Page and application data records

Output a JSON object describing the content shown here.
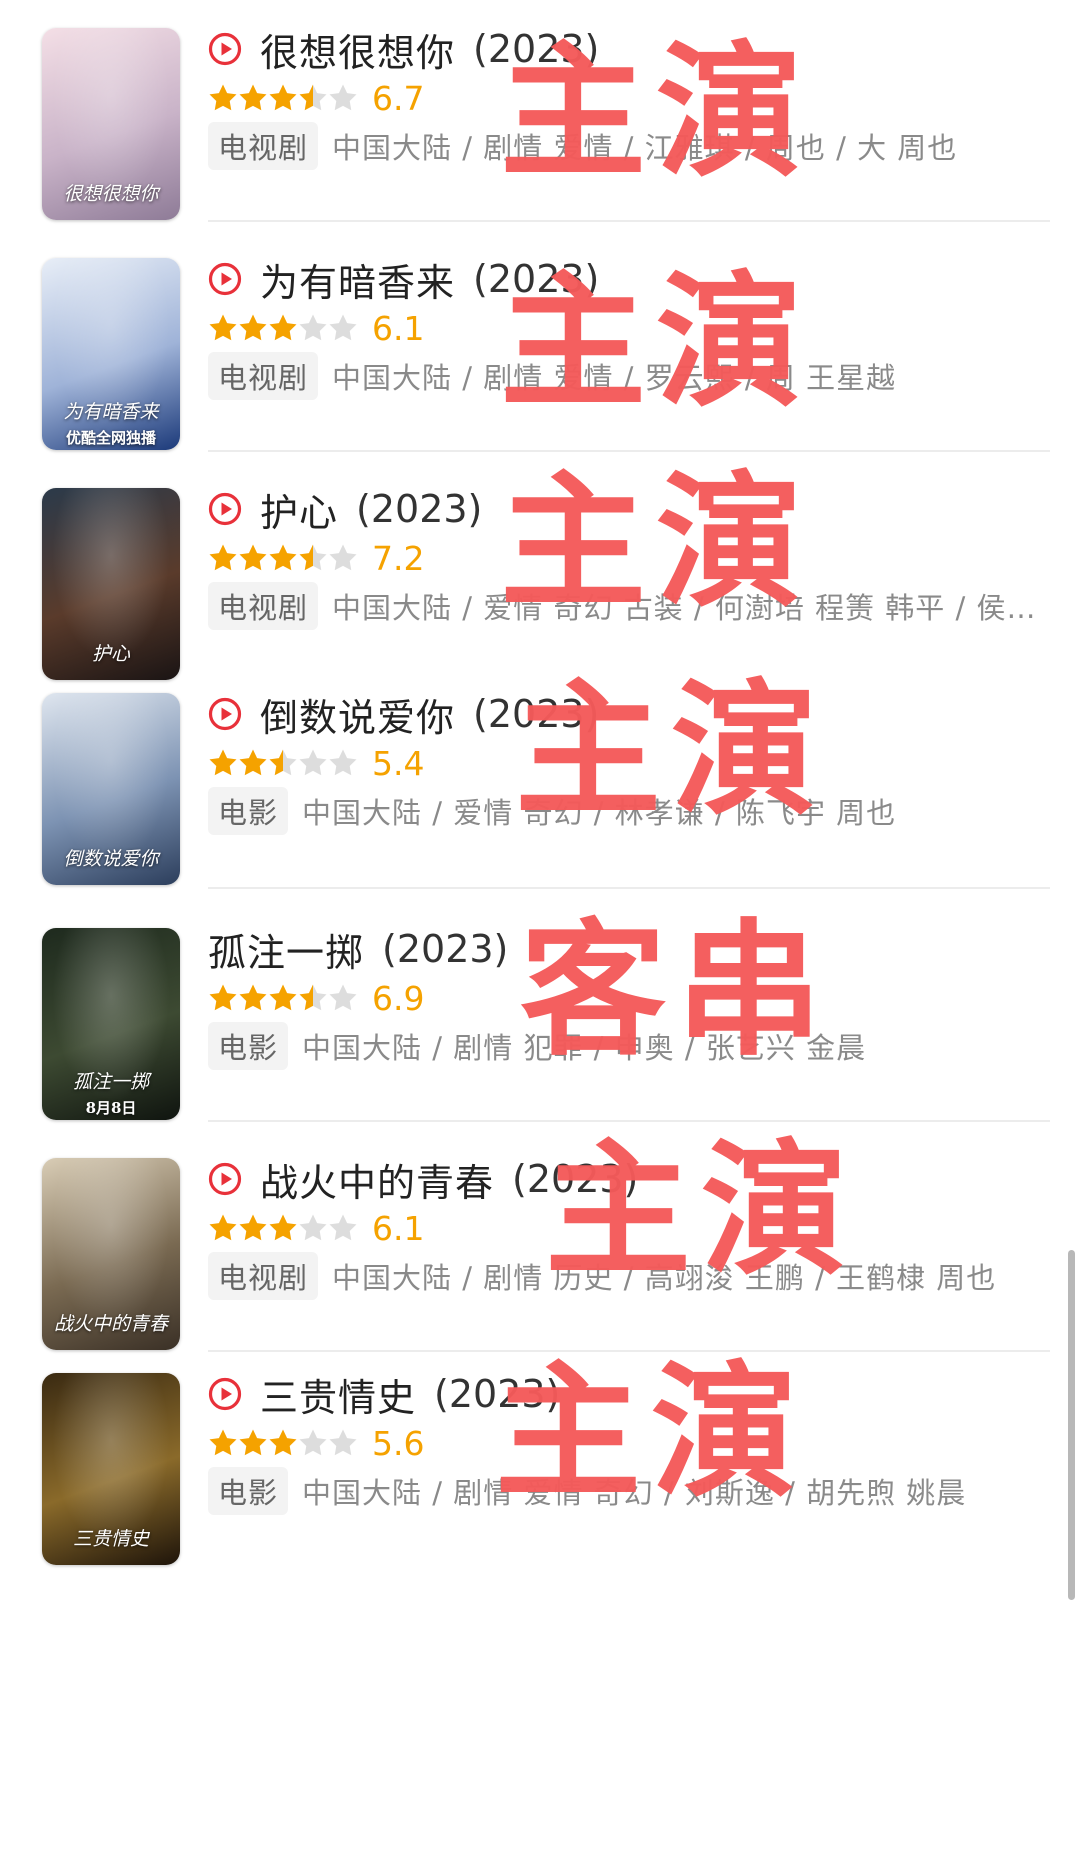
{
  "star_color": "#f5a200",
  "empty_star_color": "#dddddd",
  "stamp_color": "#f45a5a",
  "items": [
    {
      "title": "很想很想你",
      "year": "(2023)",
      "play_icon": true,
      "rating": 6.7,
      "rating_label": "6.7",
      "stars_filled": 3.5,
      "type_tag": "电视剧",
      "meta": "中国大陆 / 剧情 爱情 / 江雅琪 / 周也 / 大 周也",
      "stamp": "主演",
      "poster": {
        "text": "很想很想你",
        "colors": [
          "#f4dfe6",
          "#c9b3c8",
          "#8e7b97"
        ]
      }
    },
    {
      "title": "为有暗香来",
      "year": "(2023)",
      "play_icon": true,
      "rating": 6.1,
      "rating_label": "6.1",
      "stars_filled": 3,
      "type_tag": "电视剧",
      "meta": "中国大陆 / 剧情 爱情 / 罗云熙 / 周 王星越",
      "stamp": "主演",
      "poster": {
        "text": "为有暗香来",
        "colors": [
          "#e8eef7",
          "#9fb3d8",
          "#1c3a7a"
        ],
        "caption": "优酷全网独播"
      }
    },
    {
      "title": "护心",
      "year": "(2023)",
      "play_icon": true,
      "rating": 7.2,
      "rating_label": "7.2",
      "stars_filled": 3.5,
      "type_tag": "电视剧",
      "meta": "中国大陆 / 爱情 奇幻 古装 / 何澍培 程箦 韩平 / 侯…",
      "stamp": "主演",
      "poster": {
        "text": "护心",
        "colors": [
          "#2b3a4a",
          "#5a3b2b",
          "#1a1414"
        ]
      }
    },
    {
      "title": "倒数说爱你",
      "year": "(2023)",
      "play_icon": true,
      "rating": 5.4,
      "rating_label": "5.4",
      "stars_filled": 2.5,
      "type_tag": "电影",
      "meta": "中国大陆 / 爱情 奇幻 / 林孝谦 / 陈飞宇 周也",
      "stamp": "主演",
      "poster": {
        "text": "倒数说爱你",
        "colors": [
          "#dfe6ef",
          "#7d93b3",
          "#2c3e5c"
        ]
      }
    },
    {
      "title": "孤注一掷",
      "year": "(2023)",
      "play_icon": false,
      "rating": 6.9,
      "rating_label": "6.9",
      "stars_filled": 3.5,
      "type_tag": "电影",
      "meta": "中国大陆 / 剧情 犯罪 / 申奥 / 张艺兴 金晨",
      "stamp": "客串",
      "poster": {
        "text": "孤注一掷",
        "colors": [
          "#1e2a1e",
          "#3d4a32",
          "#0f140f"
        ],
        "caption": "8月8日"
      }
    },
    {
      "title": "战火中的青春",
      "year": "(2023)",
      "play_icon": true,
      "rating": 6.1,
      "rating_label": "6.1",
      "stars_filled": 3,
      "type_tag": "电视剧",
      "meta": "中国大陆 / 剧情 历史 / 高翊浚 王鹏 / 王鹤棣 周也",
      "stamp": "主演",
      "poster": {
        "text": "战火中的青春",
        "colors": [
          "#d9cdb6",
          "#7a6a52",
          "#3a3026"
        ]
      }
    },
    {
      "title": "三贵情史",
      "year": "(2023)",
      "play_icon": true,
      "rating": 5.6,
      "rating_label": "5.6",
      "stars_filled": 3,
      "type_tag": "电影",
      "meta": "中国大陆 / 剧情 爱情 奇幻 / 刘斯逸 / 胡先煦 姚晨",
      "stamp": "主演",
      "poster": {
        "text": "三贵情史",
        "colors": [
          "#3a2a12",
          "#8a6a2a",
          "#1e140a"
        ]
      }
    }
  ]
}
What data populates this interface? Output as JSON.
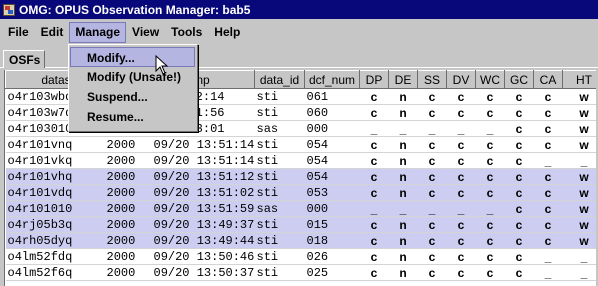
{
  "window": {
    "title": "OMG: OPUS Observation Manager: bab5"
  },
  "menubar": {
    "items": [
      "File",
      "Edit",
      "Manage",
      "View",
      "Tools",
      "Help"
    ],
    "active": "Manage"
  },
  "tabs": [
    "OSFs"
  ],
  "dropdown": {
    "items": [
      "Modify...",
      "Modify (Unsafe!)",
      "Suspend...",
      "Resume..."
    ],
    "highlighted": "Modify..."
  },
  "table": {
    "columns": [
      "datas",
      "",
      "np",
      "data_id",
      "dcf_num",
      "DP",
      "DE",
      "SS",
      "DV",
      "WC",
      "GC",
      "CA",
      "HT"
    ],
    "rows": [
      {
        "dataset": "o4r103wbq",
        "year": "",
        "date": "",
        "time": ":52:14",
        "data_id": "sti",
        "dcf_num": "061",
        "status": [
          "c",
          "n",
          "c",
          "c",
          "c",
          "c",
          "c",
          "w"
        ],
        "selected": false
      },
      {
        "dataset": "o4r103w7q",
        "year": "",
        "date": "",
        "time": ":51:56",
        "data_id": "sti",
        "dcf_num": "060",
        "status": [
          "c",
          "n",
          "c",
          "c",
          "c",
          "c",
          "c",
          "w"
        ],
        "selected": false
      },
      {
        "dataset": "o4r103010",
        "year": "",
        "date": "",
        "time": ":53:01",
        "data_id": "sas",
        "dcf_num": "000",
        "status": [
          "_",
          "_",
          "_",
          "_",
          "_",
          "c",
          "c",
          "w"
        ],
        "selected": false
      },
      {
        "dataset": "o4r101vnq",
        "year": "2000",
        "date": "09/20",
        "time": "13:51:14",
        "data_id": "sti",
        "dcf_num": "054",
        "status": [
          "c",
          "n",
          "c",
          "c",
          "c",
          "c",
          "c",
          "w"
        ],
        "selected": false
      },
      {
        "dataset": "o4r101vkq",
        "year": "2000",
        "date": "09/20",
        "time": "13:51:14",
        "data_id": "sti",
        "dcf_num": "054",
        "status": [
          "c",
          "n",
          "c",
          "c",
          "c",
          "c",
          "_",
          "_"
        ],
        "selected": false
      },
      {
        "dataset": "o4r101vhq",
        "year": "2000",
        "date": "09/20",
        "time": "13:51:12",
        "data_id": "sti",
        "dcf_num": "054",
        "status": [
          "c",
          "n",
          "c",
          "c",
          "c",
          "c",
          "c",
          "w"
        ],
        "selected": true
      },
      {
        "dataset": "o4r101vdq",
        "year": "2000",
        "date": "09/20",
        "time": "13:51:02",
        "data_id": "sti",
        "dcf_num": "053",
        "status": [
          "c",
          "n",
          "c",
          "c",
          "c",
          "c",
          "c",
          "w"
        ],
        "selected": true
      },
      {
        "dataset": "o4r101010",
        "year": "2000",
        "date": "09/20",
        "time": "13:51:59",
        "data_id": "sas",
        "dcf_num": "000",
        "status": [
          "_",
          "_",
          "_",
          "_",
          "_",
          "c",
          "c",
          "w"
        ],
        "selected": true
      },
      {
        "dataset": "o4rj05b3q",
        "year": "2000",
        "date": "09/20",
        "time": "13:49:37",
        "data_id": "sti",
        "dcf_num": "015",
        "status": [
          "c",
          "n",
          "c",
          "c",
          "c",
          "c",
          "c",
          "w"
        ],
        "selected": true
      },
      {
        "dataset": "o4rh05dyq",
        "year": "2000",
        "date": "09/20",
        "time": "13:49:44",
        "data_id": "sti",
        "dcf_num": "018",
        "status": [
          "c",
          "n",
          "c",
          "c",
          "c",
          "c",
          "c",
          "w"
        ],
        "selected": true
      },
      {
        "dataset": "o4lm52fdq",
        "year": "2000",
        "date": "09/20",
        "time": "13:50:46",
        "data_id": "sti",
        "dcf_num": "026",
        "status": [
          "c",
          "n",
          "c",
          "c",
          "c",
          "c",
          "_",
          "_"
        ],
        "selected": false
      },
      {
        "dataset": "o4lm52f6q",
        "year": "2000",
        "date": "09/20",
        "time": "13:50:37",
        "data_id": "sti",
        "dcf_num": "025",
        "status": [
          "c",
          "n",
          "c",
          "c",
          "c",
          "c",
          "_",
          "_"
        ],
        "selected": false
      }
    ]
  }
}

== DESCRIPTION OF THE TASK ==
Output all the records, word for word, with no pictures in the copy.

== ANSWER FOR THIS EXERCISE ==
Output a JSON object describing the content shown here.
{
  "star_color": "#f5a200",
  "empty_star_color": "#dddddd",
  "stamp_color": "#f45a5a",
  "items": [
    {
      "title": "很想很想你",
      "year": "(2023)",
      "play_icon": true,
      "rating": 6.7,
      "rating_label": "6.7",
      "stars_filled": 3.5,
      "type_tag": "电视剧",
      "meta": "中国大陆 / 剧情 爱情 / 江雅琪 / 周也 / 大 周也",
      "stamp": "主演",
      "poster": {
        "text": "很想很想你",
        "colors": [
          "#f4dfe6",
          "#c9b3c8",
          "#8e7b97"
        ]
      }
    },
    {
      "title": "为有暗香来",
      "year": "(2023)",
      "play_icon": true,
      "rating": 6.1,
      "rating_label": "6.1",
      "stars_filled": 3,
      "type_tag": "电视剧",
      "meta": "中国大陆 / 剧情 爱情 / 罗云熙 / 周 王星越",
      "stamp": "主演",
      "poster": {
        "text": "为有暗香来",
        "colors": [
          "#e8eef7",
          "#9fb3d8",
          "#1c3a7a"
        ],
        "caption": "优酷全网独播"
      }
    },
    {
      "title": "护心",
      "year": "(2023)",
      "play_icon": true,
      "rating": 7.2,
      "rating_label": "7.2",
      "stars_filled": 3.5,
      "type_tag": "电视剧",
      "meta": "中国大陆 / 爱情 奇幻 古装 / 何澍培 程箦 韩平 / 侯…",
      "stamp": "主演",
      "poster": {
        "text": "护心",
        "colors": [
          "#2b3a4a",
          "#5a3b2b",
          "#1a1414"
        ]
      }
    },
    {
      "title": "倒数说爱你",
      "year": "(2023)",
      "play_icon": true,
      "rating": 5.4,
      "rating_label": "5.4",
      "stars_filled": 2.5,
      "type_tag": "电影",
      "meta": "中国大陆 / 爱情 奇幻 / 林孝谦 / 陈飞宇 周也",
      "stamp": "主演",
      "poster": {
        "text": "倒数说爱你",
        "colors": [
          "#dfe6ef",
          "#7d93b3",
          "#2c3e5c"
        ]
      }
    },
    {
      "title": "孤注一掷",
      "year": "(2023)",
      "play_icon": false,
      "rating": 6.9,
      "rating_label": "6.9",
      "stars_filled": 3.5,
      "type_tag": "电影",
      "meta": "中国大陆 / 剧情 犯罪 / 申奥 / 张艺兴 金晨",
      "stamp": "客串",
      "poster": {
        "text": "孤注一掷",
        "colors": [
          "#1e2a1e",
          "#3d4a32",
          "#0f140f"
        ],
        "caption": "8月8日"
      }
    },
    {
      "title": "战火中的青春",
      "year": "(2023)",
      "play_icon": true,
      "rating": 6.1,
      "rating_label": "6.1",
      "stars_filled": 3,
      "type_tag": "电视剧",
      "meta": "中国大陆 / 剧情 历史 / 高翊浚 王鹏 / 王鹤棣 周也",
      "stamp": "主演",
      "poster": {
        "text": "战火中的青春",
        "colors": [
          "#d9cdb6",
          "#7a6a52",
          "#3a3026"
        ]
      }
    },
    {
      "title": "三贵情史",
      "year": "(2023)",
      "play_icon": true,
      "rating": 5.6,
      "rating_label": "5.6",
      "stars_filled": 3,
      "type_tag": "电影",
      "meta": "中国大陆 / 剧情 爱情 奇幻 / 刘斯逸 / 胡先煦 姚晨",
      "stamp": "主演",
      "poster": {
        "text": "三贵情史",
        "colors": [
          "#3a2a12",
          "#8a6a2a",
          "#1e140a"
        ]
      }
    }
  ]
}
What data populates this interface? Output as JSON.
{
  "window": {
    "title": "OMG: OPUS Observation Manager: bab5"
  },
  "menubar": {
    "items": [
      "File",
      "Edit",
      "Manage",
      "View",
      "Tools",
      "Help"
    ],
    "active": "Manage"
  },
  "tabs": [
    "OSFs"
  ],
  "dropdown": {
    "items": [
      "Modify...",
      "Modify (Unsafe!)",
      "Suspend...",
      "Resume..."
    ],
    "highlighted": "Modify..."
  },
  "table": {
    "columns": [
      "datas",
      "",
      "np",
      "data_id",
      "dcf_num",
      "DP",
      "DE",
      "SS",
      "DV",
      "WC",
      "GC",
      "CA",
      "HT"
    ],
    "rows": [
      {
        "dataset": "o4r103wbq",
        "year": "",
        "date": "",
        "time": ":52:14",
        "data_id": "sti",
        "dcf_num": "061",
        "status": [
          "c",
          "n",
          "c",
          "c",
          "c",
          "c",
          "c",
          "w"
        ],
        "selected": false
      },
      {
        "dataset": "o4r103w7q",
        "year": "",
        "date": "",
        "time": ":51:56",
        "data_id": "sti",
        "dcf_num": "060",
        "status": [
          "c",
          "n",
          "c",
          "c",
          "c",
          "c",
          "c",
          "w"
        ],
        "selected": false
      },
      {
        "dataset": "o4r103010",
        "year": "",
        "date": "",
        "time": ":53:01",
        "data_id": "sas",
        "dcf_num": "000",
        "status": [
          "_",
          "_",
          "_",
          "_",
          "_",
          "c",
          "c",
          "w"
        ],
        "selected": false
      },
      {
        "dataset": "o4r101vnq",
        "year": "2000",
        "date": "09/20",
        "time": "13:51:14",
        "data_id": "sti",
        "dcf_num": "054",
        "status": [
          "c",
          "n",
          "c",
          "c",
          "c",
          "c",
          "c",
          "w"
        ],
        "selected": false
      },
      {
        "dataset": "o4r101vkq",
        "year": "2000",
        "date": "09/20",
        "time": "13:51:14",
        "data_id": "sti",
        "dcf_num": "054",
        "status": [
          "c",
          "n",
          "c",
          "c",
          "c",
          "c",
          "_",
          "_"
        ],
        "selected": false
      },
      {
        "dataset": "o4r101vhq",
        "year": "2000",
        "date": "09/20",
        "time": "13:51:12",
        "data_id": "sti",
        "dcf_num": "054",
        "status": [
          "c",
          "n",
          "c",
          "c",
          "c",
          "c",
          "c",
          "w"
        ],
        "selected": true
      },
      {
        "dataset": "o4r101vdq",
        "year": "2000",
        "date": "09/20",
        "time": "13:51:02",
        "data_id": "sti",
        "dcf_num": "053",
        "status": [
          "c",
          "n",
          "c",
          "c",
          "c",
          "c",
          "c",
          "w"
        ],
        "selected": true
      },
      {
        "dataset": "o4r101010",
        "year": "2000",
        "date": "09/20",
        "time": "13:51:59",
        "data_id": "sas",
        "dcf_num": "000",
        "status": [
          "_",
          "_",
          "_",
          "_",
          "_",
          "c",
          "c",
          "w"
        ],
        "selected": true
      },
      {
        "dataset": "o4rj05b3q",
        "year": "2000",
        "date": "09/20",
        "time": "13:49:37",
        "data_id": "sti",
        "dcf_num": "015",
        "status": [
          "c",
          "n",
          "c",
          "c",
          "c",
          "c",
          "c",
          "w"
        ],
        "selected": true
      },
      {
        "dataset": "o4rh05dyq",
        "year": "2000",
        "date": "09/20",
        "time": "13:49:44",
        "data_id": "sti",
        "dcf_num": "018",
        "status": [
          "c",
          "n",
          "c",
          "c",
          "c",
          "c",
          "c",
          "w"
        ],
        "selected": true
      },
      {
        "dataset": "o4lm52fdq",
        "year": "2000",
        "date": "09/20",
        "time": "13:50:46",
        "data_id": "sti",
        "dcf_num": "026",
        "status": [
          "c",
          "n",
          "c",
          "c",
          "c",
          "c",
          "_",
          "_"
        ],
        "selected": false
      },
      {
        "dataset": "o4lm52f6q",
        "year": "2000",
        "date": "09/20",
        "time": "13:50:37",
        "data_id": "sti",
        "dcf_num": "025",
        "status": [
          "c",
          "n",
          "c",
          "c",
          "c",
          "c",
          "_",
          "_"
        ],
        "selected": false
      }
    ]
  }
}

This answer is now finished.